▶ _What you are asked to do_: Here the job is to copy the data exactly and to exclude every image from it.
*** Listed records Section Begins ***
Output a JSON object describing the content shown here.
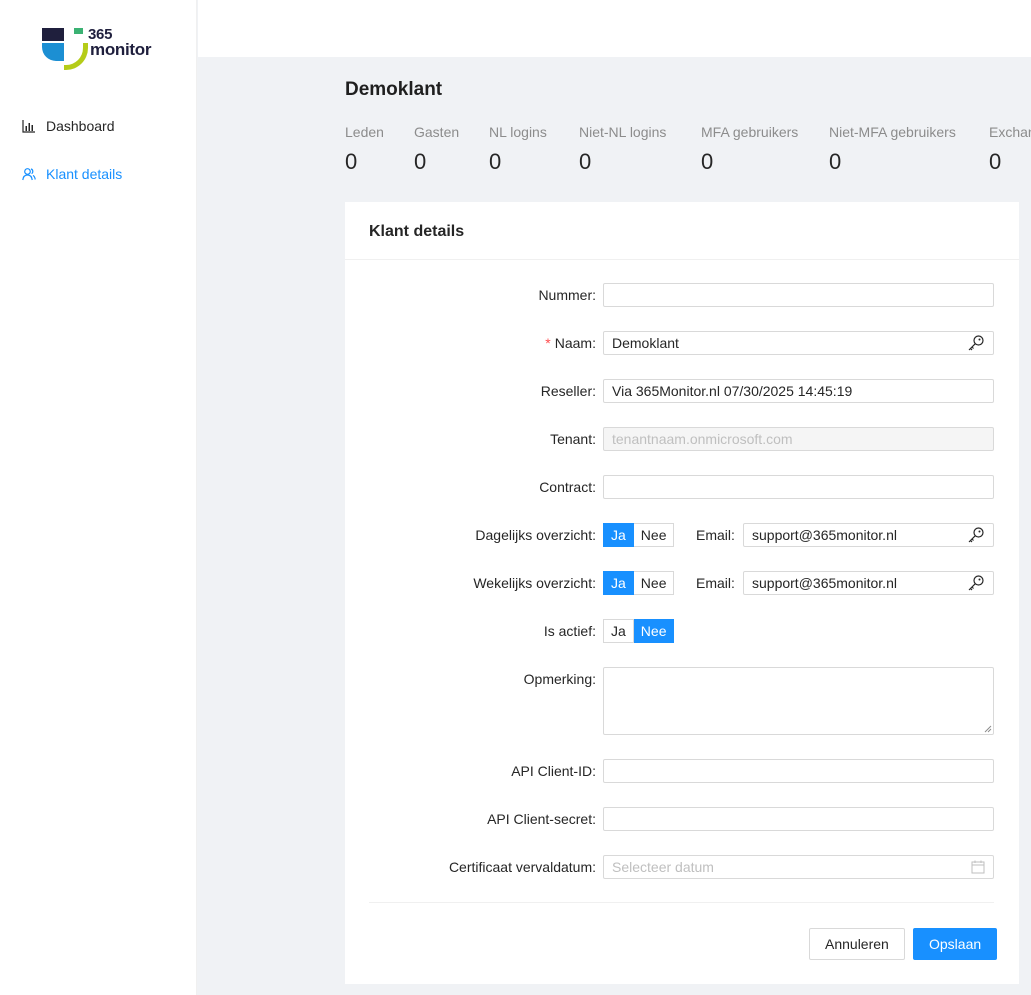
{
  "sidebar": {
    "logo": {
      "line1": "365",
      "line2": "monitor"
    },
    "items": [
      {
        "label": "Dashboard",
        "icon": "bar-chart-icon"
      },
      {
        "label": "Klant details",
        "icon": "users-icon"
      }
    ]
  },
  "page": {
    "title": "Demoklant"
  },
  "stats": [
    {
      "label": "Leden",
      "value": "0"
    },
    {
      "label": "Gasten",
      "value": "0"
    },
    {
      "label": "NL logins",
      "value": "0"
    },
    {
      "label": "Niet-NL logins",
      "value": "0"
    },
    {
      "label": "MFA gebruikers",
      "value": "0"
    },
    {
      "label": "Niet-MFA gebruikers",
      "value": "0"
    },
    {
      "label": "Exchan",
      "value": "0"
    }
  ],
  "form": {
    "title": "Klant details",
    "nummer": {
      "label": "Nummer",
      "value": ""
    },
    "naam": {
      "label": "Naam",
      "value": "Demoklant"
    },
    "reseller": {
      "label": "Reseller",
      "value": "Via 365Monitor.nl 07/30/2025 14:45:19"
    },
    "tenant": {
      "label": "Tenant",
      "placeholder": "tenantnaam.onmicrosoft.com"
    },
    "contract": {
      "label": "Contract",
      "value": ""
    },
    "dagelijks": {
      "label": "Dagelijks overzicht",
      "yes": "Ja",
      "no": "Nee",
      "selected": "Ja",
      "email_label": "Email",
      "email": "support@365monitor.nl"
    },
    "wekelijks": {
      "label": "Wekelijks overzicht",
      "yes": "Ja",
      "no": "Nee",
      "selected": "Ja",
      "email_label": "Email",
      "email": "support@365monitor.nl"
    },
    "actief": {
      "label": "Is actief",
      "yes": "Ja",
      "no": "Nee",
      "selected": "Nee"
    },
    "opmerking": {
      "label": "Opmerking",
      "value": ""
    },
    "client_id": {
      "label": "API Client-ID",
      "value": ""
    },
    "client_secret": {
      "label": "API Client-secret",
      "value": ""
    },
    "certificaat": {
      "label": "Certificaat vervaldatum",
      "placeholder": "Selecteer datum"
    },
    "cancel_label": "Annuleren",
    "save_label": "Opslaan"
  },
  "colors": {
    "primary": "#1890ff",
    "required": "#ff4d4f",
    "logo_dark": "#1f1f3d",
    "logo_blue": "#1c8fd3",
    "logo_lime": "#b5cc18",
    "logo_green": "#3bb273"
  }
}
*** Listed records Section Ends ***
▶ _Exercise result_:
Output a JSON object describing the content shown here.
{
  "sidebar": {
    "logo": {
      "line1": "365",
      "line2": "monitor"
    },
    "items": [
      {
        "label": "Dashboard",
        "icon": "bar-chart-icon"
      },
      {
        "label": "Klant details",
        "icon": "users-icon"
      }
    ]
  },
  "page": {
    "title": "Demoklant"
  },
  "stats": [
    {
      "label": "Leden",
      "value": "0"
    },
    {
      "label": "Gasten",
      "value": "0"
    },
    {
      "label": "NL logins",
      "value": "0"
    },
    {
      "label": "Niet-NL logins",
      "value": "0"
    },
    {
      "label": "MFA gebruikers",
      "value": "0"
    },
    {
      "label": "Niet-MFA gebruikers",
      "value": "0"
    },
    {
      "label": "Exchan",
      "value": "0"
    }
  ],
  "form": {
    "title": "Klant details",
    "nummer": {
      "label": "Nummer",
      "value": ""
    },
    "naam": {
      "label": "Naam",
      "value": "Demoklant"
    },
    "reseller": {
      "label": "Reseller",
      "value": "Via 365Monitor.nl 07/30/2025 14:45:19"
    },
    "tenant": {
      "label": "Tenant",
      "placeholder": "tenantnaam.onmicrosoft.com"
    },
    "contract": {
      "label": "Contract",
      "value": ""
    },
    "dagelijks": {
      "label": "Dagelijks overzicht",
      "yes": "Ja",
      "no": "Nee",
      "selected": "Ja",
      "email_label": "Email",
      "email": "support@365monitor.nl"
    },
    "wekelijks": {
      "label": "Wekelijks overzicht",
      "yes": "Ja",
      "no": "Nee",
      "selected": "Ja",
      "email_label": "Email",
      "email": "support@365monitor.nl"
    },
    "actief": {
      "label": "Is actief",
      "yes": "Ja",
      "no": "Nee",
      "selected": "Nee"
    },
    "opmerking": {
      "label": "Opmerking",
      "value": ""
    },
    "client_id": {
      "label": "API Client-ID",
      "value": ""
    },
    "client_secret": {
      "label": "API Client-secret",
      "value": ""
    },
    "certificaat": {
      "label": "Certificaat vervaldatum",
      "placeholder": "Selecteer datum"
    },
    "cancel_label": "Annuleren",
    "save_label": "Opslaan"
  },
  "colors": {
    "primary": "#1890ff",
    "required": "#ff4d4f",
    "logo_dark": "#1f1f3d",
    "logo_blue": "#1c8fd3",
    "logo_lime": "#b5cc18",
    "logo_green": "#3bb273"
  }
}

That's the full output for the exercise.